I think the danger is to think that going on something like a show or radio competition is going to set you up as an artist. It might make you a bit famous but who really gives a 💩 about that when the talent and songs are 👎 . It’s about working hard and coming out with an inspiring fresh sound that is unique to you not going to red carpet events, but spending time in the studio mastering your craft.
EP: You took some time out last year to regroup – what do you feel you’ve learned, and how has it affected your music?
GS: The best thing you can do if you have been working for a while in any field especially music is to reconnect with why you got into that field in the first place.
It’s that feeling you get when you discover an artist as a kid. The feeling when you discover that song you play on repeat but still hear different things each time. If you find that then you get a hunger to give others that feeling with your own music. Otherwise you are just trying to chase something whether it be relevance or whatever.
EP: Outside Australia, you’ve seen some success in the US and Europe – now you’re about to break the UK. Are you doing things differently this time? What’s your audience like over here? And when can we expect to see you touring the UK?
GS: I think the only difference is I don’t really care about what music other people think I should be making. I’ve done what I want on this album and whether or not it gets played is beyond my control. I have made the best album I know how to make and I believe in it 100% so I’ve done my part. I’m proud of it.

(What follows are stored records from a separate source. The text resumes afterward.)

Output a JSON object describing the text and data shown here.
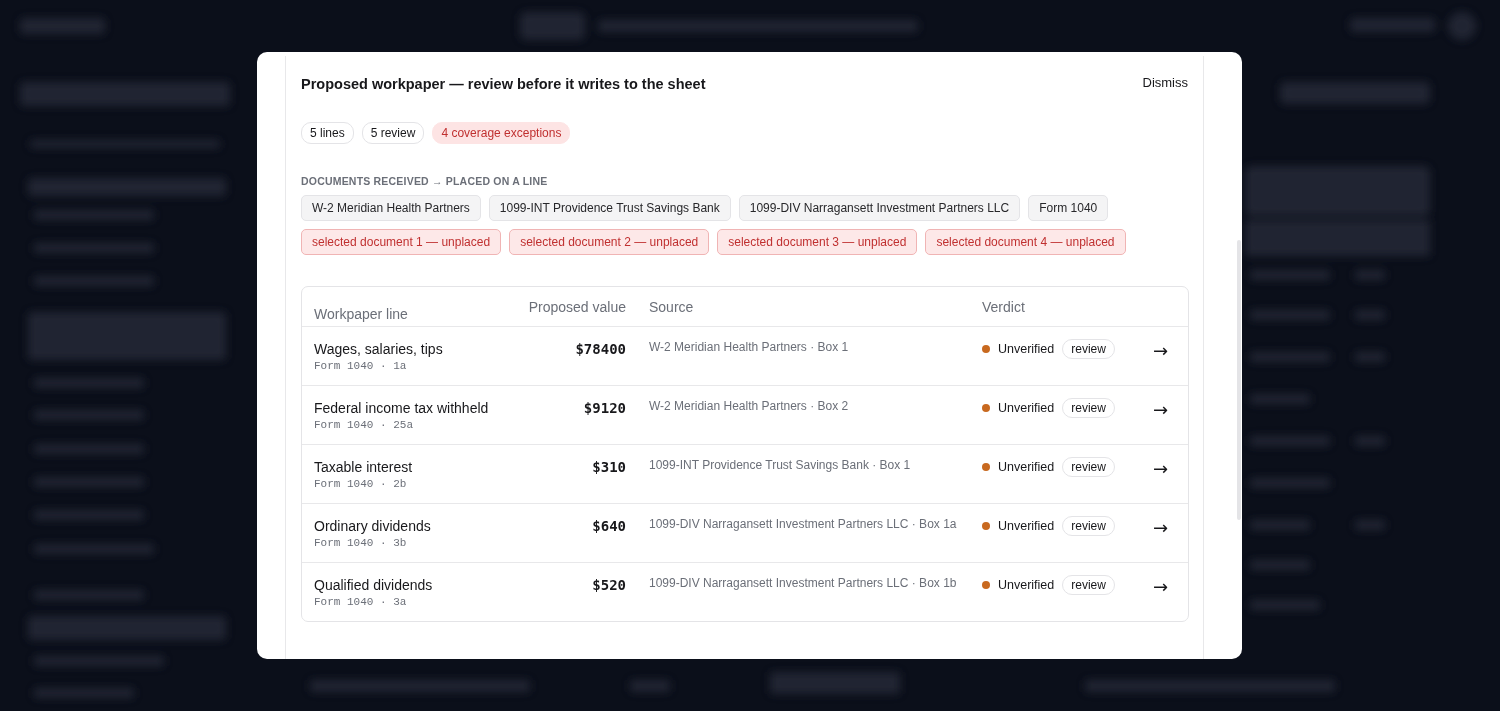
{
  "dialog": {
    "title": "Proposed workpaper — review before it writes to the sheet",
    "dismiss": "Dismiss",
    "counts": [
      {
        "label": "5 lines",
        "kind": "neutral"
      },
      {
        "label": "5 review",
        "kind": "neutral"
      },
      {
        "label": "4 coverage exceptions",
        "kind": "exception"
      }
    ],
    "documents_heading": "DOCUMENTS RECEIVED → PLACED ON A LINE",
    "documents": [
      {
        "label": "W-2 Meridian Health Partners",
        "placed": true
      },
      {
        "label": "1099-INT Providence Trust Savings Bank",
        "placed": true
      },
      {
        "label": "1099-DIV Narragansett Investment Partners LLC",
        "placed": true
      },
      {
        "label": "Form 1040",
        "placed": true
      },
      {
        "label": "selected document 1 — unplaced",
        "placed": false
      },
      {
        "label": "selected document 2 — unplaced",
        "placed": false
      },
      {
        "label": "selected document 3 — unplaced",
        "placed": false
      },
      {
        "label": "selected document 4 — unplaced",
        "placed": false
      }
    ],
    "table": {
      "columns": [
        "Workpaper line",
        "Proposed value",
        "Source",
        "Verdict"
      ],
      "rows": [
        {
          "line": "Wages, salaries, tips",
          "ref": "Form 1040 · 1a",
          "value": "$78400",
          "source": "W-2 Meridian Health Partners · Box 1",
          "verdict": "Unverified",
          "color": "#c8691f",
          "tag": "review",
          "arrow": "→"
        },
        {
          "line": "Federal income tax withheld",
          "ref": "Form 1040 · 25a",
          "value": "$9120",
          "source": "W-2 Meridian Health Partners · Box 2",
          "verdict": "Unverified",
          "color": "#c8691f",
          "tag": "review",
          "arrow": "→"
        },
        {
          "line": "Taxable interest",
          "ref": "Form 1040 · 2b",
          "value": "$310",
          "source": "1099-INT Providence Trust Savings Bank · Box 1",
          "verdict": "Unverified",
          "color": "#c8691f",
          "tag": "review",
          "arrow": "→"
        },
        {
          "line": "Ordinary dividends",
          "ref": "Form 1040 · 3b",
          "value": "$640",
          "source": "1099-DIV Narragansett Investment Partners LLC · Box 1a",
          "verdict": "Unverified",
          "color": "#c8691f",
          "tag": "review",
          "arrow": "→"
        },
        {
          "line": "Qualified dividends",
          "ref": "Form 1040 · 3a",
          "value": "$520",
          "source": "1099-DIV Narragansett Investment Partners LLC · Box 1b",
          "verdict": "Unverified",
          "color": "#c8691f",
          "tag": "review",
          "arrow": "→"
        }
      ]
    }
  }
}
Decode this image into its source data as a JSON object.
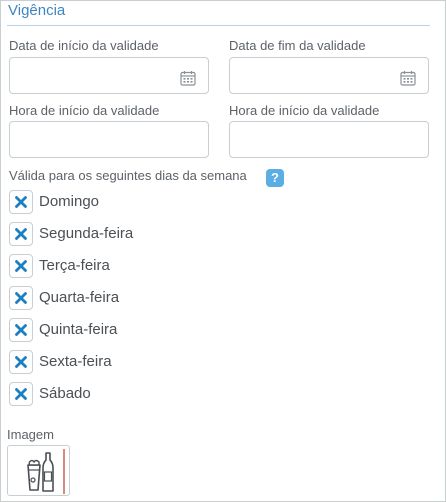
{
  "section": {
    "title": "Vigência"
  },
  "fields": {
    "start_date": {
      "label": "Data de início da validade",
      "value": "",
      "icon": "calendar-icon"
    },
    "end_date": {
      "label": "Data de fim da validade",
      "value": "",
      "icon": "calendar-icon"
    },
    "start_time": {
      "label": "Hora de início da validade",
      "value": ""
    },
    "end_time": {
      "label": "Hora de início da validade",
      "value": ""
    }
  },
  "days": {
    "label": "Válida para os seguintes dias da semana",
    "help_icon": "?",
    "items": [
      {
        "label": "Domingo",
        "checked": true
      },
      {
        "label": "Segunda-feira",
        "checked": true
      },
      {
        "label": "Terça-feira",
        "checked": true
      },
      {
        "label": "Quarta-feira",
        "checked": true
      },
      {
        "label": "Quinta-feira",
        "checked": true
      },
      {
        "label": "Sexta-feira",
        "checked": true
      },
      {
        "label": "Sábado",
        "checked": true
      }
    ]
  },
  "image": {
    "label": "Imagem",
    "icon": "beer-bottle-glass-icon"
  },
  "colors": {
    "accent": "#3f86c0",
    "check": "#1d7fbf",
    "help": "#5aaee4",
    "border": "#c9ced3"
  }
}
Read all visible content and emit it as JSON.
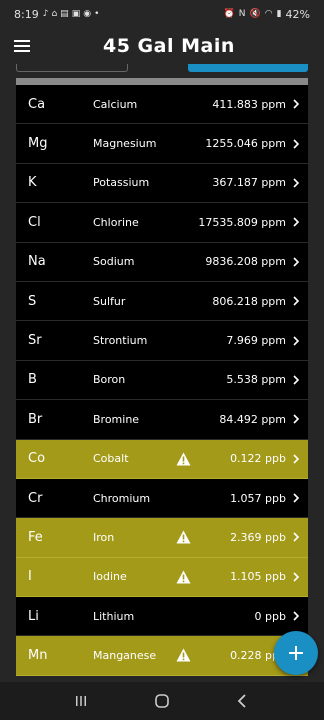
{
  "status_bar": {
    "time": "8:19",
    "battery": "42%",
    "icons_left": [
      "tiktok-icon",
      "home-icon",
      "news-icon",
      "gallery-icon",
      "app-icon",
      "dot-icon"
    ],
    "icons_right": [
      "alarm-icon",
      "nfc-icon",
      "mute-icon",
      "wifi-icon",
      "signal-icon"
    ]
  },
  "app_bar": {
    "title": "45 Gal Main",
    "menu_icon": "hamburger-menu-icon"
  },
  "colors": {
    "background": "#262626",
    "row": "#000000",
    "warning_row": "#a39a1a",
    "accent": "#1a8fc4"
  },
  "elements": [
    {
      "symbol": "Ca",
      "name": "Calcium",
      "value": "411.883 ppm",
      "warning": false
    },
    {
      "symbol": "Mg",
      "name": "Magnesium",
      "value": "1255.046 ppm",
      "warning": false
    },
    {
      "symbol": "K",
      "name": "Potassium",
      "value": "367.187 ppm",
      "warning": false
    },
    {
      "symbol": "Cl",
      "name": "Chlorine",
      "value": "17535.809 ppm",
      "warning": false
    },
    {
      "symbol": "Na",
      "name": "Sodium",
      "value": "9836.208 ppm",
      "warning": false
    },
    {
      "symbol": "S",
      "name": "Sulfur",
      "value": "806.218 ppm",
      "warning": false
    },
    {
      "symbol": "Sr",
      "name": "Strontium",
      "value": "7.969 ppm",
      "warning": false
    },
    {
      "symbol": "B",
      "name": "Boron",
      "value": "5.538 ppm",
      "warning": false
    },
    {
      "symbol": "Br",
      "name": "Bromine",
      "value": "84.492 ppm",
      "warning": false
    },
    {
      "symbol": "Co",
      "name": "Cobalt",
      "value": "0.122 ppb",
      "warning": true
    },
    {
      "symbol": "Cr",
      "name": "Chromium",
      "value": "1.057 ppb",
      "warning": false
    },
    {
      "symbol": "Fe",
      "name": "Iron",
      "value": "2.369 ppb",
      "warning": true
    },
    {
      "symbol": "I",
      "name": "Iodine",
      "value": "1.105 ppb",
      "warning": true
    },
    {
      "symbol": "Li",
      "name": "Lithium",
      "value": "0 ppb",
      "warning": false
    },
    {
      "symbol": "Mn",
      "name": "Manganese",
      "value": "0.228 ppb",
      "warning": true
    }
  ],
  "fab": {
    "icon": "plus-icon"
  },
  "nav_bar": {
    "icons": [
      "recent-apps-icon",
      "home-button-icon",
      "back-icon"
    ]
  }
}
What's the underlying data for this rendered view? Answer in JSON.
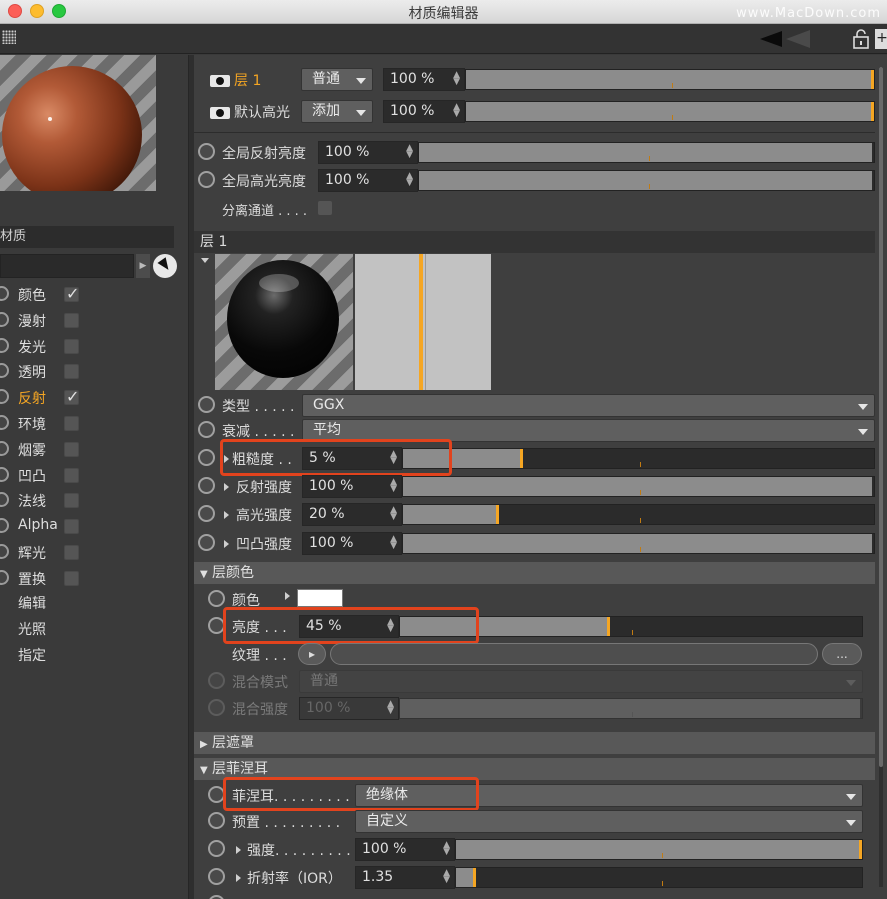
{
  "window": {
    "title": "材质编辑器",
    "watermark": "www.MacDown.com"
  },
  "left": {
    "material_name": "材质",
    "channels": [
      {
        "label": "颜色",
        "checked": true,
        "active": false
      },
      {
        "label": "漫射",
        "checked": false,
        "active": false
      },
      {
        "label": "发光",
        "checked": false,
        "active": false
      },
      {
        "label": "透明",
        "checked": false,
        "active": false
      },
      {
        "label": "反射",
        "checked": true,
        "active": true
      },
      {
        "label": "环境",
        "checked": false,
        "active": false
      },
      {
        "label": "烟雾",
        "checked": false,
        "active": false
      },
      {
        "label": "凹凸",
        "checked": false,
        "active": false
      },
      {
        "label": "法线",
        "checked": false,
        "active": false
      },
      {
        "label": "Alpha",
        "checked": false,
        "active": false
      },
      {
        "label": "辉光",
        "checked": false,
        "active": false
      },
      {
        "label": "置换",
        "checked": false,
        "active": false
      }
    ],
    "extras": [
      "编辑",
      "光照",
      "指定"
    ]
  },
  "layers": [
    {
      "name": "层 1",
      "mode": "普通",
      "value": "100 %",
      "fill_fraction": 1.0
    },
    {
      "name": "默认高光",
      "mode": "添加",
      "value": "100 %",
      "fill_fraction": 1.0
    }
  ],
  "global": {
    "reflection_label": "全局反射亮度",
    "reflection_value": "100 %",
    "specular_label": "全局高光亮度",
    "specular_value": "100 %",
    "separate_label": "分离通道 . . . ."
  },
  "layer1": {
    "header": "层 1",
    "type_label": "类型 . . . . .",
    "type_value": "GGX",
    "falloff_label": "衰减 . . . . .",
    "falloff_value": "平均",
    "roughness_label": "粗糙度 . .",
    "roughness_value": "5 %",
    "roughness_fraction": 0.05,
    "refl_strength_label": "反射强度",
    "refl_strength_value": "100 %",
    "spec_strength_label": "高光强度",
    "spec_strength_value": "20 %",
    "spec_fraction": 0.2,
    "bump_strength_label": "凹凸强度",
    "bump_strength_value": "100 %"
  },
  "layer_color": {
    "header": "层颜色",
    "color_label": "颜色",
    "color_value": "#ffffff",
    "brightness_label": "亮度 . . .",
    "brightness_value": "45 %",
    "brightness_fraction": 0.45,
    "texture_label": "纹理 . . .",
    "texture_button": "...",
    "blend_mode_label": "混合模式",
    "blend_mode_value": "普通",
    "blend_strength_label": "混合强度",
    "blend_strength_value": "100 %"
  },
  "layer_mask": {
    "header": "层遮罩"
  },
  "layer_fresnel": {
    "header": "层菲涅耳",
    "fresnel_label": "菲涅耳. . . . . . . . .",
    "fresnel_value": "绝缘体",
    "preset_label": "预置 . . . . . . . . .",
    "preset_value": "自定义",
    "strength_label": "强度. . . . . . . . .",
    "strength_value": "100 %",
    "ior_label": "折射率（IOR）",
    "ior_value": "1.35",
    "ior_fraction": 0.02
  },
  "colors": {
    "accent": "#f5a623",
    "highlight_box": "#e2431d"
  }
}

EP: We put the word out on Facebook that we were asking you 6 quick questions and got this back:
What impact do you feel the NSW lockout laws are having on Live music, in Sydney in particular?
GS: It sux it really does. It’s extremely short sighted and unjustified. So many of my friends including band members are seeing venues they have performed in for decades closed and areas that once had a thriving live scene are now dead. When it comes to culture and art, Sydney (in comparison to other cities) has always been branded more corporate than cultured and this is only going to make it worse.
If there is nowhere for musicians to gig then being a musician has no incentive or financial viability and they will eventually move for love of their art. That art should stay in Sydney to create life, atmosphere, and a culture we are proud of.
EP: So – what are Australia’s chances for Eurovision next year? 🙂
GS: Ha after Dami almost took it out this year anything is possible. I still rate Eurovision as the most fun positive gig I have ever been part of.